(Stored items)

▬▬▬▬▬▬▬▬▬▬

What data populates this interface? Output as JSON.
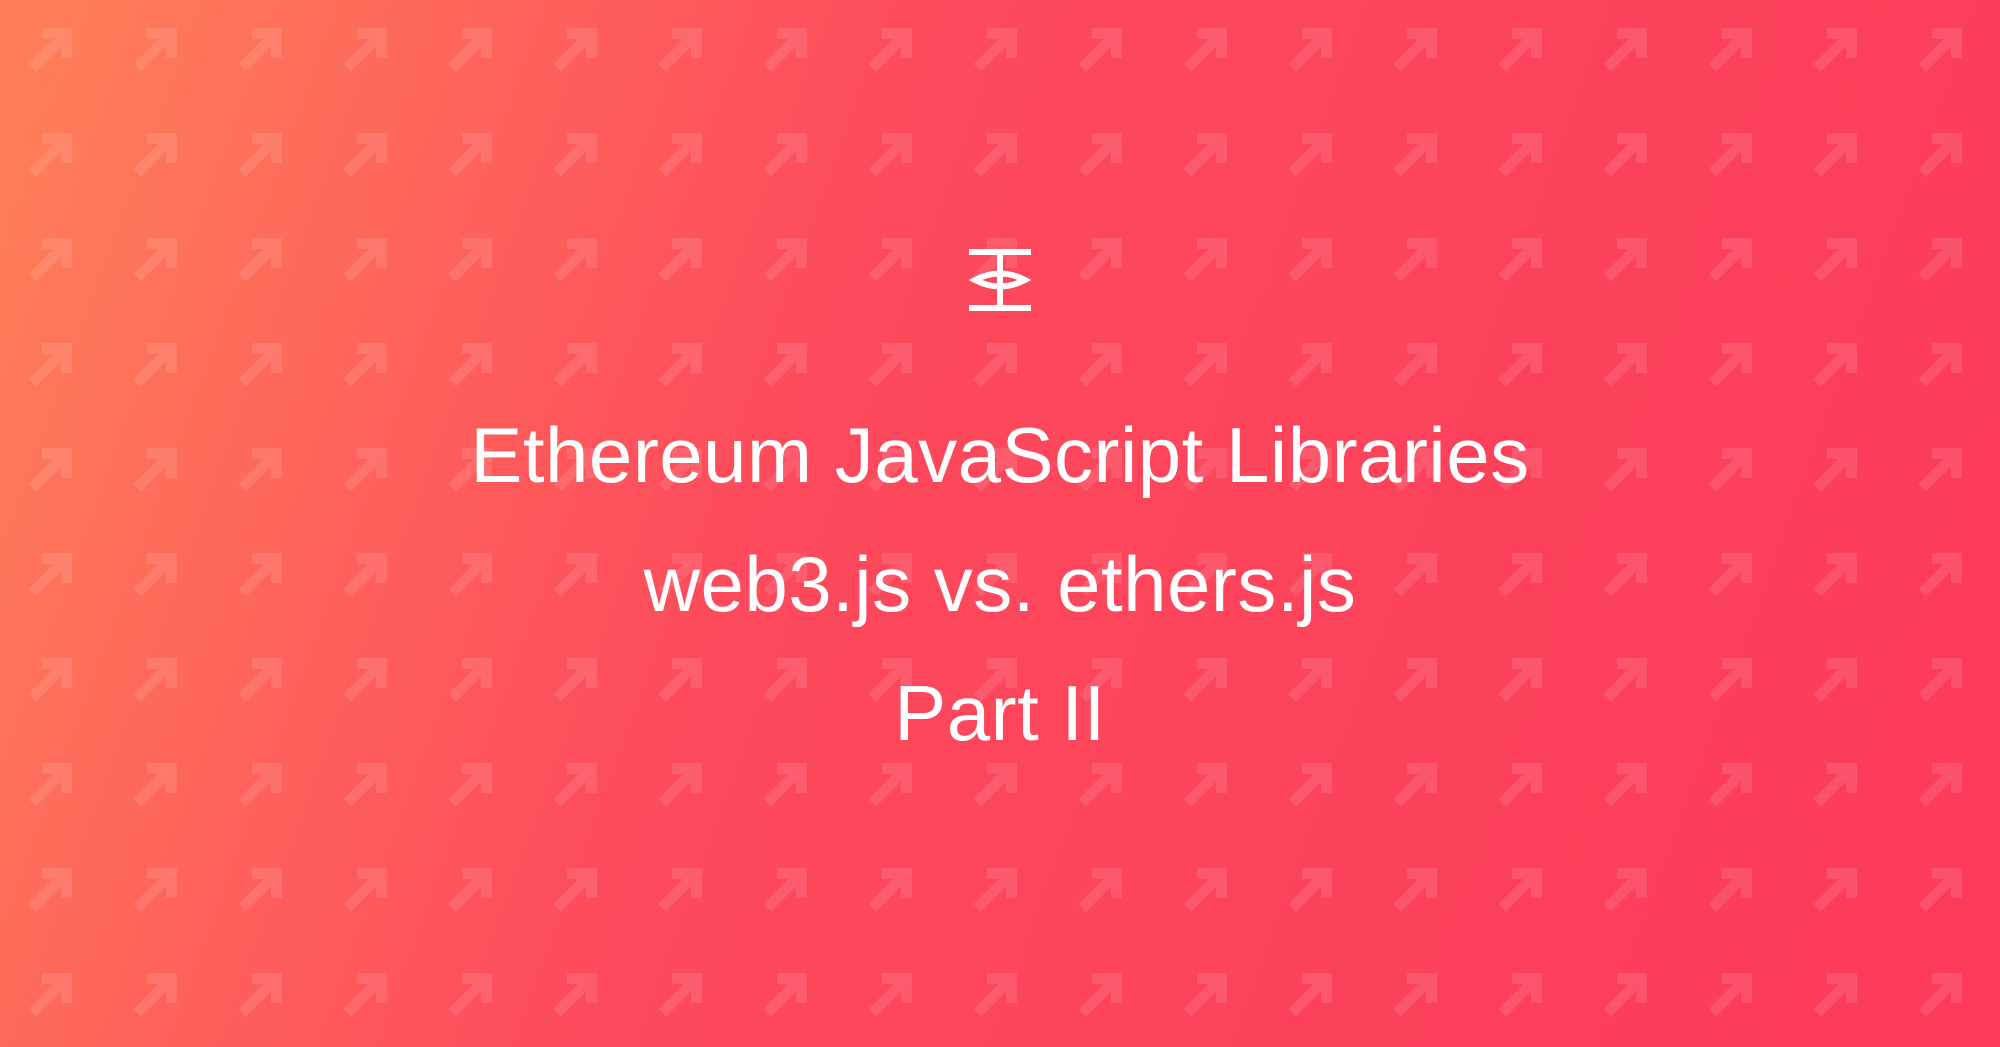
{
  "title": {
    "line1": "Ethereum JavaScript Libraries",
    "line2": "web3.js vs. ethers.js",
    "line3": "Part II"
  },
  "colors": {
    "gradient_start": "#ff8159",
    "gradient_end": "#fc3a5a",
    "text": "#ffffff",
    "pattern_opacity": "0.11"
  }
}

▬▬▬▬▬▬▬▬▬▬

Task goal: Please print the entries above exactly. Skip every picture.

Written solution:
What data populates this interface? Output as JSON.
{
  "title": {
    "line1": "Ethereum JavaScript Libraries",
    "line2": "web3.js vs. ethers.js",
    "line3": "Part II"
  },
  "colors": {
    "gradient_start": "#ff8159",
    "gradient_end": "#fc3a5a",
    "text": "#ffffff",
    "pattern_opacity": "0.11"
  }
}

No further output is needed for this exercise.